Disciples of the riff. That is the core element, the engine that drives UK-based Heavy Prog outfit Kylver and their latest instrumental concept album The Island. Most Prog-leaning bands tend toward adornment, artfully layering as many elements as possible into a complex tapestry. Kylver has taken the opposite tack; they’ve focused in on the key elements, keeping their sound pure and organically simple. The direct power of their attack is a refreshing respite from the overt complexity of many of their peers. This approach takes conviction, stripping your sound down to the bare essence requires having a rock-solid foundation and the right kind of attitude to sell it. Kylver manages this task effortlessly.
Kylver came to my attention last year with the wonderfully punchy The Mountain Ghost, one of the best instrumental Heavy Prog albums I have heard in awhile. The simple combination of heavy guitars and atmospheric organ created a cinematic experience, a metal album more concerned with mood than aggression. It was the type of album that invites the listener to take a journey, to use the album as a soundtrack for wherever their imagination takes them.
Their sophomore effort The Island is an instrumental concept album, the music providing the narrative for a legend. Guitarist Jonny Scott provided a synopsis:
More than simply window-dressing, the story informs the arrangements throughout the piece. The opening track The Great Storm of 1703 conjures up the rolling intensity of a seagoing voyage. The chugging groove of the opening section mimics a giant ship cutting through the waves; it sounds defiant, powerful and purposeful. The mood darkens as the great storm takes hold; the stabbing riffs and double-bass capture the chaos of being powerless against the fury of nature. Once the storm subsides a calm, ethereal mood takes hold. The metallic intensity of the opening giving way to a hypnotic space-rock groove, the sonic backdrop for our lone survivor floating amongst the wreckage. A propulsive bass riff enters and ushers in the final section, a vortex of galloping guitars and Leslie-drenched Hammond organ that keeps building in intensity as the cycle repeats. It’s dramatic music, with or without the back-story.
Kylver’s sound is a well-rounded exploration of many of the developments in heavy, progressive music over the past 40+ years. Instead of going thoroughly modern or thoroughly retro they combine the character and instrumental sounds of myriad eras together.
The guitars have that angular bite associated with modern metal acts like Mastodon or Baroness (listen to the first single Hy-Brasil) while retaining a warmer, analogue quality. By contrast organist Neil Elliott keeps things predominately old-school with his very expressive sonic choices. Usually when Prog Metal bands employ organ sounds they don’t look much further than Deep Purple or Uriah Heep, keeping things over-driven and intense.

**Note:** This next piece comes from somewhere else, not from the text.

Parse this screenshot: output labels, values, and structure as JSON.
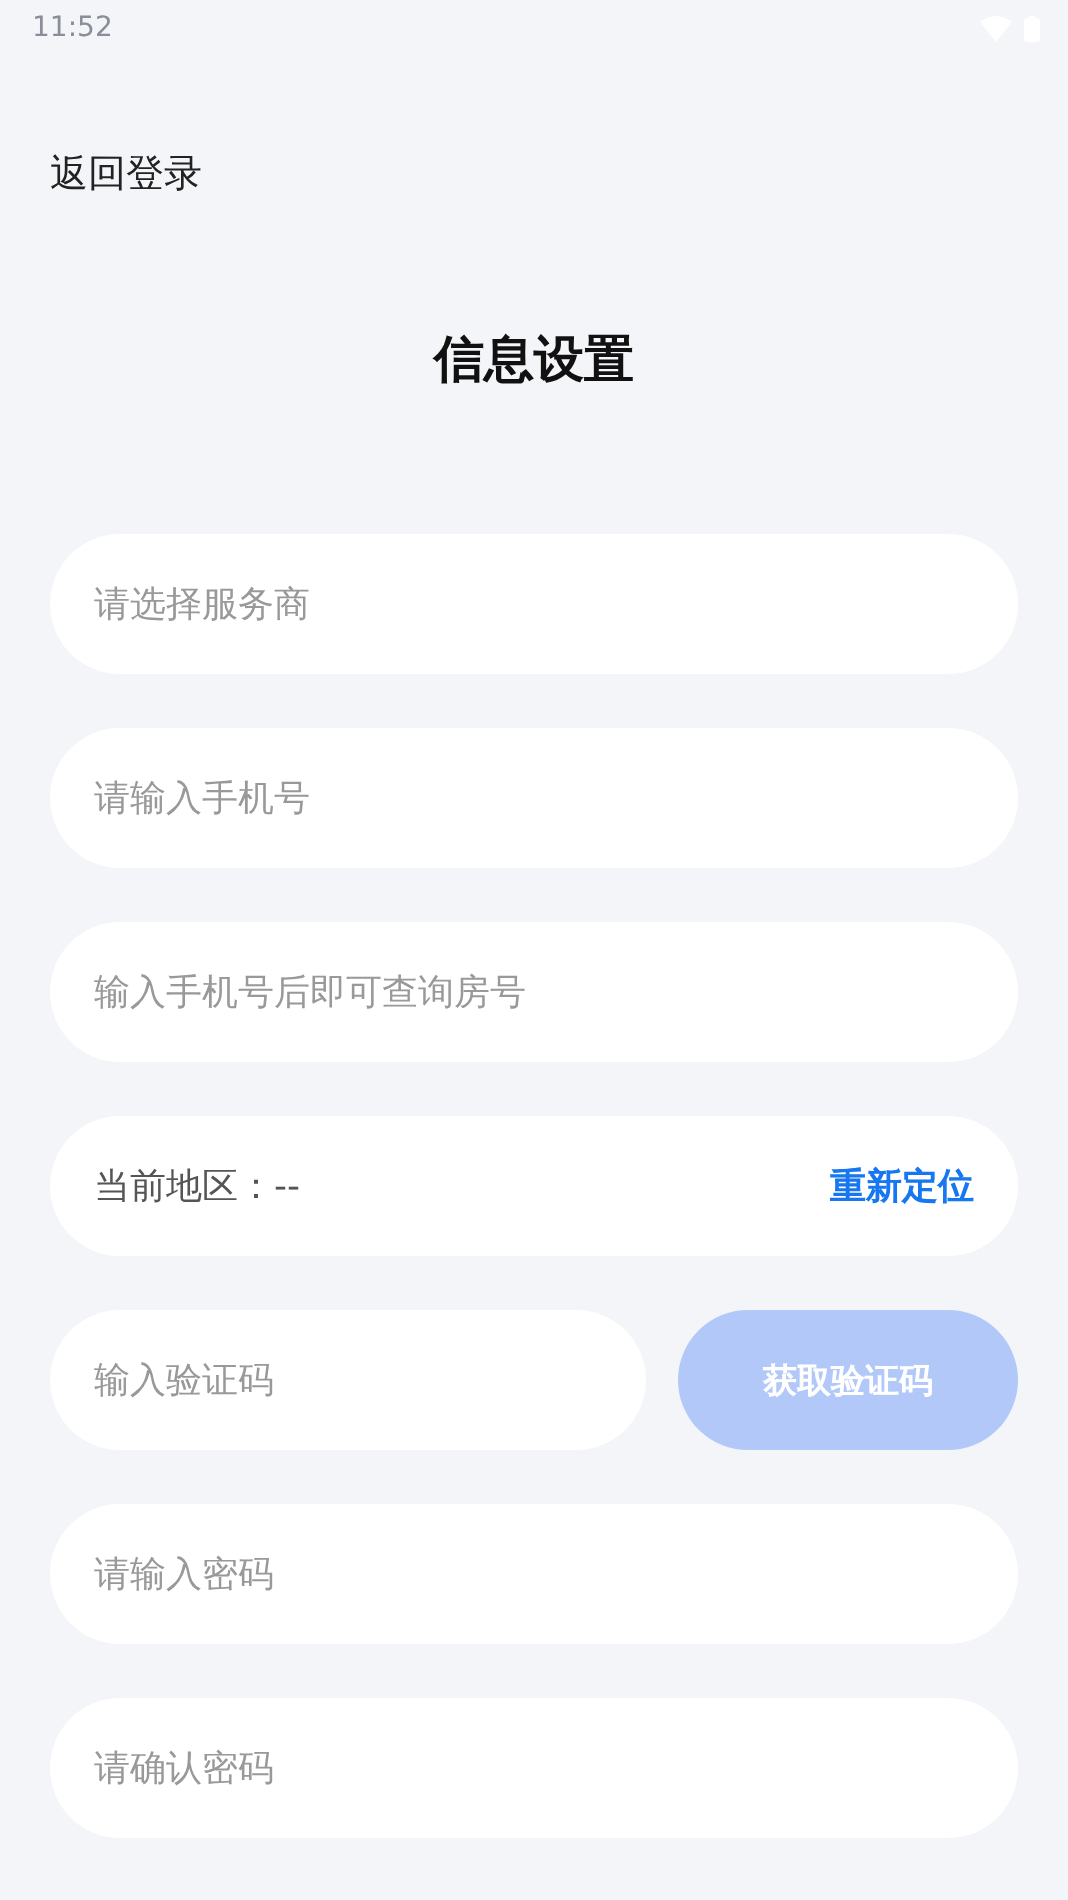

Neil paints with a much broader, more psychedelic palette. His keyboard contributions have the dramatic flair required to add variety and experimentation into this firmly riff-based guitar music. As Kylver also primarily eschews traditional soloing it puts greater importance on atmosphere, tone and mood; the band responds by creating wide-screen vistas of sound, using only the sparsest of ingredients.
It would be too easy to simply label Kylver as “post-rock” or “prog-metal” or “stoner/doom” or whatever sub-category is popular this week. In reality there are elements of all these things, but the whole is more substantial than those unimaginative designations allude to. This is ballsy, expressive stuff; hypnotic and powerful. The Island is a voyage worth taking.
01. The Great Storm of 1703 (13:41)
02. Hy-Brasil (5:11)
03. Monolith (9:28)
04. The Abyss (6:37)
05. The Great Race (6:54)
Total time – 56:42
Jonny Scott – Guitar
Neil Elliot – Hammond Organ & Keyboards
James Bowmaker – Bass Guitar
Barry Mitcheson – Drums
Record Label: Self-Released
Country of Origin: U.K.
Year of Release: 2016